While recent forays into gene therapy approaches for other forms of LCA have been encouraging, the large size of CEP290 has been a roadblock to using adeno associated virus (AAV) vectors, which are the conventional means to transport a correct gene into the eye. In 2017, Dr. Khanna developed an approach to deliver a shorter version of the human CEP290 gene with clinically safe, AVV viral vectors.

Additionally, IVERIC bio and UMass Medical School have expanded their collaboration by entering into a sponsored research agreement and an exclusive option agreement for rights to develop and commercialize novel AAV gene therapy product candidates utilizing a mutation independent minigene therapy approach for the treatment of vision loss in autosomal recessive Stargardt disease and USH2A-related inherited retinal diseases (IRDs). These are a group of large orphan IRDs and the latter includes Usher syndrome type 2A and USH2A-associated nonsyndromic autosomal recessive retinitis pigmentosa.

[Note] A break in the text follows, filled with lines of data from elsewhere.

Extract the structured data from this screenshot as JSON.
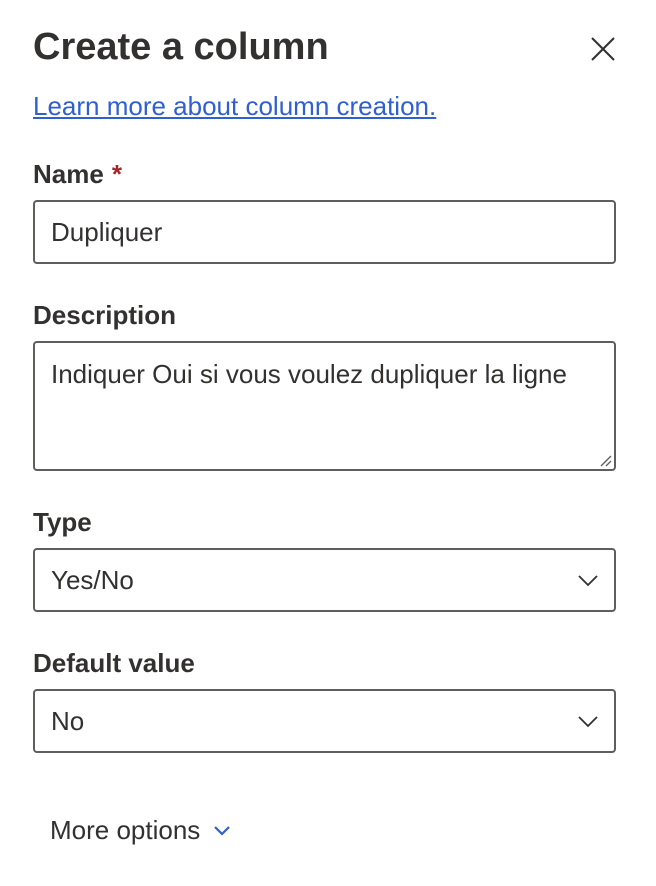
{
  "panel": {
    "title": "Create a column",
    "learn_more_link": "Learn more about column creation."
  },
  "name_field": {
    "label": "Name",
    "required_marker": "*",
    "value": "Dupliquer"
  },
  "description_field": {
    "label": "Description",
    "value": "Indiquer Oui si vous voulez dupliquer la ligne"
  },
  "type_field": {
    "label": "Type",
    "selected": "Yes/No"
  },
  "default_value_field": {
    "label": "Default value",
    "selected": "No"
  },
  "more_options": {
    "label": "More options"
  },
  "icons": {
    "close": "close-icon",
    "dropdown": "chevron-down-icon",
    "more_options": "chevron-down-icon"
  },
  "colors": {
    "link": "#2f5fd0",
    "required": "#a4262c",
    "accent": "#2f5fd0",
    "border": "#605e5c",
    "text": "#323130"
  }
}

Dr. Gao and Dr. Khanna
(Left to right) Guangping Gao, PhD and Hemant Khanna, PhD

About the University of Massachusetts Medical School

The University of Massachusetts Medical School (UMMS), one of five campuses of the University system, is comprised of the School of Medicine, the Graduate School of Biomedical Sciences, the Graduate School of Nursing, a thriving research enterprise and an innovative public service initiative, Commonwealth Medicine. Its mission is to advance the health of the people of the commonwealth through pioneering education, research, public service and health care delivery with its clinical partner, UMass Memorial Health Care. In doing so, it has built a reputation as a world-class research institution and as a leader in primary care education.

The Medical School attracts more than $264 million annually in research funding, placing it among the top 50 medical schools in the nation. In 2006, UMMS’s Craig C. Mello, PhD, Howard Hughes Medical Institute Investigator and the Blais University Chair in Molecular Medicine, was awarded the Nobel Prize in Physiology or Medicine, along with colleague Andrew Z. Fire, PhD, of Stanford University, for their discoveries related to RNA interference (RNAi). The 2013 opening of the Albert Sherman Center ushered in a new era of biomedical research and education on campus. Designed to maximize collaboration across fields, the Sherman Center is home to scientists pursuing novel research in emerging scientific fields with the goal of translating new discoveries into innovative therapies for human diseases.